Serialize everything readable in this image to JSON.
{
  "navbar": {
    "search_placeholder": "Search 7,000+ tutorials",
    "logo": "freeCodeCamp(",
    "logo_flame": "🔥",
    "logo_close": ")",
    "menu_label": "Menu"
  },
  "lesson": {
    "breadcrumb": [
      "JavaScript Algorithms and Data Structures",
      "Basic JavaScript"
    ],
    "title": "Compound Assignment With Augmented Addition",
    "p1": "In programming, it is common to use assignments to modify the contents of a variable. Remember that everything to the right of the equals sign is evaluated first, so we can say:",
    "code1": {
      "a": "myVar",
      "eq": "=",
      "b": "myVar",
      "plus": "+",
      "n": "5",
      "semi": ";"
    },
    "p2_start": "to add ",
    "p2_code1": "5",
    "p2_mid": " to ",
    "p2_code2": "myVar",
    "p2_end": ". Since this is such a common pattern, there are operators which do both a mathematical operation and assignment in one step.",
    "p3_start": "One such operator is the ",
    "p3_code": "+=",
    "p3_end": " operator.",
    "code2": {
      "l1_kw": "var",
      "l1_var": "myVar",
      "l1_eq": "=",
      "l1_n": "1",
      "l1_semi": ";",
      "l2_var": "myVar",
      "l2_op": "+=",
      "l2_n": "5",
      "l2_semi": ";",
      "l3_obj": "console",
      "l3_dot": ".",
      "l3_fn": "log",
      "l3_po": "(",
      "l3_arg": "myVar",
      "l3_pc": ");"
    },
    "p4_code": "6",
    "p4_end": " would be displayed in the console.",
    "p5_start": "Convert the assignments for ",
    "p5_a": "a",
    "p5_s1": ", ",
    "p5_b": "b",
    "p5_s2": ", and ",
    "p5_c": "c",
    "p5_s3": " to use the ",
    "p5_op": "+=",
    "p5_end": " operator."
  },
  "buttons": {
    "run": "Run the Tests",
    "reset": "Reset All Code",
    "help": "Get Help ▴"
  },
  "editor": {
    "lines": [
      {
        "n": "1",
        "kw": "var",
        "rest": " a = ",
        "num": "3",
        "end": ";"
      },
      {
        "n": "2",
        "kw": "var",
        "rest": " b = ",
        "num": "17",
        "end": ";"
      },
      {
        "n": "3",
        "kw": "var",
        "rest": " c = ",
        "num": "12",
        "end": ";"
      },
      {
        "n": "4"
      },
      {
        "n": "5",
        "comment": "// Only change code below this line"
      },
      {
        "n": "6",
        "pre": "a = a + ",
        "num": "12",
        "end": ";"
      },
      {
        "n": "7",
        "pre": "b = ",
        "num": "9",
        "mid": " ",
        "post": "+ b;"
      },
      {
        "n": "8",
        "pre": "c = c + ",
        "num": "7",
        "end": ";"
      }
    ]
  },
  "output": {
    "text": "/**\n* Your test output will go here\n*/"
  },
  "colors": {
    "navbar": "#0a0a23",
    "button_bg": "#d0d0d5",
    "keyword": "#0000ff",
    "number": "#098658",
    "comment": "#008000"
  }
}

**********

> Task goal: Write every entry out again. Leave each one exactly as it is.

> Exercise output:
Serialize everything readable in this image to JSON.
{
  "navbar": {
    "search_placeholder": "Search 7,000+ tutorials",
    "logo": "freeCodeCamp(",
    "logo_flame": "🔥",
    "logo_close": ")",
    "menu_label": "Menu"
  },
  "lesson": {
    "breadcrumb": [
      "JavaScript Algorithms and Data Structures",
      "Basic JavaScript"
    ],
    "title": "Compound Assignment With Augmented Addition",
    "p1": "In programming, it is common to use assignments to modify the contents of a variable. Remember that everything to the right of the equals sign is evaluated first, so we can say:",
    "code1": {
      "a": "myVar",
      "eq": "=",
      "b": "myVar",
      "plus": "+",
      "n": "5",
      "semi": ";"
    },
    "p2_start": "to add ",
    "p2_code1": "5",
    "p2_mid": " to ",
    "p2_code2": "myVar",
    "p2_end": ". Since this is such a common pattern, there are operators which do both a mathematical operation and assignment in one step.",
    "p3_start": "One such operator is the ",
    "p3_code": "+=",
    "p3_end": " operator.",
    "code2": {
      "l1_kw": "var",
      "l1_var": "myVar",
      "l1_eq": "=",
      "l1_n": "1",
      "l1_semi": ";",
      "l2_var": "myVar",
      "l2_op": "+=",
      "l2_n": "5",
      "l2_semi": ";",
      "l3_obj": "console",
      "l3_dot": ".",
      "l3_fn": "log",
      "l3_po": "(",
      "l3_arg": "myVar",
      "l3_pc": ");"
    },
    "p4_code": "6",
    "p4_end": " would be displayed in the console.",
    "p5_start": "Convert the assignments for ",
    "p5_a": "a",
    "p5_s1": ", ",
    "p5_b": "b",
    "p5_s2": ", and ",
    "p5_c": "c",
    "p5_s3": " to use the ",
    "p5_op": "+=",
    "p5_end": " operator."
  },
  "buttons": {
    "run": "Run the Tests",
    "reset": "Reset All Code",
    "help": "Get Help ▴"
  },
  "editor": {
    "lines": [
      {
        "n": "1",
        "kw": "var",
        "rest": " a = ",
        "num": "3",
        "end": ";"
      },
      {
        "n": "2",
        "kw": "var",
        "rest": " b = ",
        "num": "17",
        "end": ";"
      },
      {
        "n": "3",
        "kw": "var",
        "rest": " c = ",
        "num": "12",
        "end": ";"
      },
      {
        "n": "4"
      },
      {
        "n": "5",
        "comment": "// Only change code below this line"
      },
      {
        "n": "6",
        "pre": "a = a + ",
        "num": "12",
        "end": ";"
      },
      {
        "n": "7",
        "pre": "b = ",
        "num": "9",
        "mid": " ",
        "post": "+ b;"
      },
      {
        "n": "8",
        "pre": "c = c + ",
        "num": "7",
        "end": ";"
      }
    ]
  },
  "output": {
    "text": "/**\n* Your test output will go here\n*/"
  },
  "colors": {
    "navbar": "#0a0a23",
    "button_bg": "#d0d0d5",
    "keyword": "#0000ff",
    "number": "#098658",
    "comment": "#008000"
  }
}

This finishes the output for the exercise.